In some people with obstructive hypertrophic cardiomyopathy, the wall dividing the left and right side of the heart (septum) is thickened and bulges into the main heart chamber. They may need to have either:
- an injection of alcohol into their heart – this is to reduce part of the muscle in the septum
- a septal myectomy – heart surgery to remove part of the thickened septum (the mitral valve may be repaired at the same time, if necessary)
Those with heart rhythm problems may need to have arrhythmia ablation. This treatment carefully alters the diseased heart tissue that causes the heart rhythm problems.
Or they may have a device implanted, such as:
- a pacemaker to regulate the heart rate
- an implantable cardioverter defibrillator (ICD) to prevent a life-threatening abnormal heart rhythm
Find out more about having a pacemaker implanted.
Find out more about implantable cardioverter defibrillators from the British Heart Foundation.
As a last resort, a heart transplant may be necessary.
Broken heart syndrome
Some people who experience significant emotional or physical stress, such as bereavement or major surgery, go on to experience a temporary heart problem.
The heart muscle becomes suddenly weakened or "stunned", causing the left ventricle (one of the heart's main chambers) to change shape. It may be caused by a surge of hormones, particularly adrenaline, during a period of stress.
The main symptoms are chest pain and breathlessness, similar to those of a heart attack. Always call 999 if you or someone else experiences these.
The condition – known medically as Takotsubo cardiomyopathy, or acute stress cardiomyopathy – is more common in women. It's temporary and reversible. It's unusual for it to happen again.

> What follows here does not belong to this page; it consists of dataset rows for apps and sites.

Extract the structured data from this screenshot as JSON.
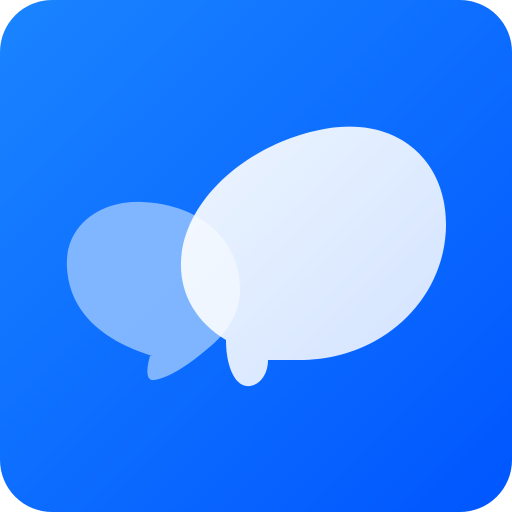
{
  "icon": {
    "name": "chat-bubbles-app-icon",
    "colors": {
      "background_start": "#1a84ff",
      "background_end": "#0056ff",
      "bubble_back": "#8fbfff",
      "bubble_front": "#e4efff"
    }
  }
}
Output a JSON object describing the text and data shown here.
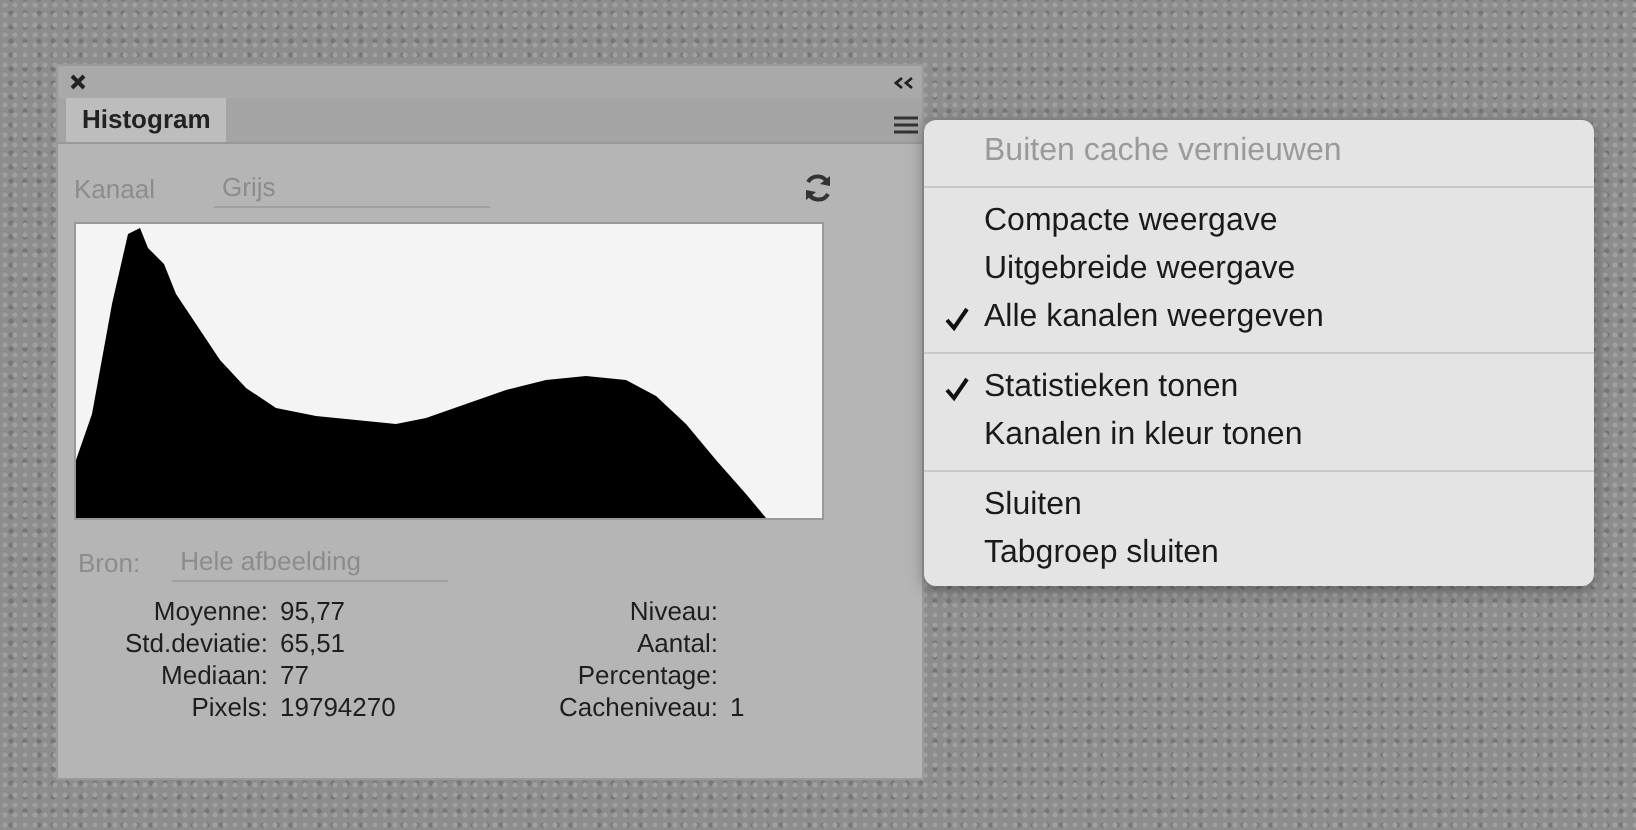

Find out more about Takotsubo cardiomyopathy from Cardiomyopathy UK.